We test the hypothesis that transit time of water through a catchment can be derived from stream hydrograph recession analysis. We compare estimates of mean transit times generated using a stream hydrograph recession based technique with those from streamflow-precipitation O-18 derived convolution modeling for six gauged watersheds (0.10 to 62.4 km2) at the HJ Andrews Experimental Forest in Western Oregon, USA. Using an exponential model approximation of baseflow recession, watershed-scale hydraulic properties are estimated from master recession curves generated for each watershed from 11 years of daily streamflow data. Watershed-scale hydraulic properties are then used in a conjunction with an index of mean baseflow transit time to generate estimates for each watershed. The hydrograph recession based estimates of transit time were able to explain 84% of the variance in isotope-based transit times for the six watersheds and followed the same scaling behavior, where transit time was unrelated to watershed size, but highly correlated to internal topographic arrangement of sub-watersheds. Our analysis provides encouraging evidence that streamflow recession analysis can be used to approximate water transit time at the catchment scale, thus providing an alternative to the hitherto sole isotope-based transit time approach.
Assessing the Performance of two Stormwater Management Ponds in Waterloo, Ontario
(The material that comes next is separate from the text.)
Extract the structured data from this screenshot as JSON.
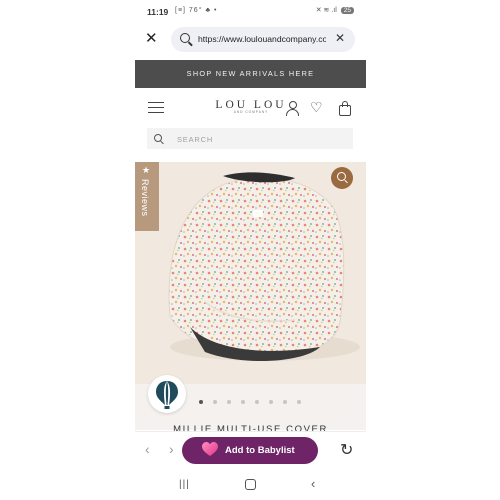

Stormwater runoff in urban areas represents a major pathway for pollutant transfer to receiving waters. Stormwater management (SWM) ponds are used as a best management practice to help mitigate the negative effects of stormwater. This study examines the performance of two SWM pond designs (conventional and extended detention) in Waterloo, Ontario, Canada. A mass balance approach is used to quantify the concentration of total phosphorus (TP), soluble reactive phosphorus (SRP) and total suspended solids (TSS) at the inlet(s) and outlet of each pond. These parameters were sampled and characterized for 30 baseflow observations and 10 stormflow events in order to calculate the trap efficiency for each pond. The results show that, baseflow reduction for all constituents was low for both ponds. Pond 33 (extended detention design) was a source of TP and SRP during baseflow periods with trap efficiencies of -34% and -61% respectively. Pond 45 (conventional design) retained 65% of influent TP and 36% SRP. Both ponds were sinks for TSS during baseflow periods with 61% and 48% of SS retained for Pond 33 and Pond 45 respectively. Retention during storm events was higher compared to baseflow periods. Pond 33 retained 11%, 40% and 66% of TP, SRP and TSS, whereas Pond 45 had a higher trap efficiency of 90%, 93% and 97% for TP, SRP and TSS. Trap efficiency of these constituents are governed by pH, temperature and dissolved oxygen, as well as sediment geochemistry, P speciation and cycling at the sediment-water interface. Additional research focusing on P cycling in SWM ponds is required to improve trap efficiencies through improved pond design.